Zhang X.,Key Laboratory for Physiological Ecology and Genetic Improvement of Food Crops in Henan Province |
Zhang X.,Henan Agricultural University |
Ma L.,Key Laboratory for Physiological Ecology and Genetic Improvement of Food Crops in Henan Province |
Ma L.,Henan Agricultural University |
And 5 more authors.
Field Crops Research | Year: 2012

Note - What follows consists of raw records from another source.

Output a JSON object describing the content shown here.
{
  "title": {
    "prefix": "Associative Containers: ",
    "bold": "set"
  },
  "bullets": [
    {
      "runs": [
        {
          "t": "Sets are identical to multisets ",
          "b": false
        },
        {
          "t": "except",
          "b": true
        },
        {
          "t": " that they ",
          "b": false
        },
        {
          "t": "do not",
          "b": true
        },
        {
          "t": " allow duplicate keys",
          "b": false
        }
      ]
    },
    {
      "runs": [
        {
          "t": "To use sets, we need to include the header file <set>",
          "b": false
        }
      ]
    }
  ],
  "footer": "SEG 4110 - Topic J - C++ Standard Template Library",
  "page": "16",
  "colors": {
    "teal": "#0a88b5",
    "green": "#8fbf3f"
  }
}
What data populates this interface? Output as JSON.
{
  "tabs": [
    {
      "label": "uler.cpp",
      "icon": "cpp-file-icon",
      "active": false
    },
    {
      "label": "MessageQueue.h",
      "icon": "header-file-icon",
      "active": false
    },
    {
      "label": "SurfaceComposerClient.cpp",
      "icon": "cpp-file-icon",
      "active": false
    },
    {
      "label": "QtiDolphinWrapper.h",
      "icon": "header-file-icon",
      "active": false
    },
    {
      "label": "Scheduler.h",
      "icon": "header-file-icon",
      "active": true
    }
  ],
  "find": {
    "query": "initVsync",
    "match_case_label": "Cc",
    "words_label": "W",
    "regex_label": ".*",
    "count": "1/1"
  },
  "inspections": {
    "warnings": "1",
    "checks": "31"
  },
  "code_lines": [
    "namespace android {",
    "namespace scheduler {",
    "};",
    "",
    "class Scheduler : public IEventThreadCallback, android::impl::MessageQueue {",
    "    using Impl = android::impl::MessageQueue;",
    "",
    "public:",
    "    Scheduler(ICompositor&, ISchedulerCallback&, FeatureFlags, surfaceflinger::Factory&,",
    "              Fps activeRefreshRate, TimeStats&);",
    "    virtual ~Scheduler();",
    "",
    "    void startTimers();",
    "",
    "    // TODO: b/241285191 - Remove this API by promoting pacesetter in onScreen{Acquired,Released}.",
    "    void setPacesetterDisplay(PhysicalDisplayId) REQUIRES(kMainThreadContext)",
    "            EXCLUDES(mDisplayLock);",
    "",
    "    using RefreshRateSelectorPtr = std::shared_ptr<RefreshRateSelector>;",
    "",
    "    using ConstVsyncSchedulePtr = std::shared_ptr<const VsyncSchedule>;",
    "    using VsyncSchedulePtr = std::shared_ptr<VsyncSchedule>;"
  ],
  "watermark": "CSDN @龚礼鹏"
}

Although raised-bed planting systems can enhance productivity of summer maize (Zea mays) relative to other systems employed in China, mechanisms for this remain unclear. Because of their potential to enhance maize yield, we examined effects of raise-bed planting on rhizosphere microbial functional groups and associated enzyme activities in 2006 and 2007 crop seasons. Results confirmed that raised-bed planting significantly and substantially increased maize growth. Microbial functional groups and enzyme activities varied during the maize growing season, with patterns often correlated with plant growth. For raised-bed planting, mean numbers of bacteria, fungi, and actinomycetes across all three sampling times in 2006 were 7.3×10 6, 1.6×10 4, 1.9×10 5CFUsg -1drysoil, respectively, 82, 44, and 43% higher than those in flat planting, respectively. In 2007, relative differences were 108, 40, and 34% higher than those in flat planting, respectively. Raised-bed planting yielded mean saccharase, urease, protease and phosphatase activities across sampling times in 2006 of 2.3mgglucoseg -1h -1, 0.8mgNH 3-Ng -1h -1, 10.5mgglycinekg -1h -1, and 0.4mgnitrophenolg -1h -1, 6, 18, 34, and 31% higher than those in flat planting, respectively. In 2007, relative differences were 10, 16, 35, and 27% higher than those in flat planting, respectively. Rhizosphere enzyme activities were significantly correlated with maize yields. These results suggest that raised-bed planting (1) may enhance maize productivity in part by increasing availability of essential crop nutrients by stimulating microbial activity, and (2) is potentially important in sustainable increasing China's supply of maize. © 2012.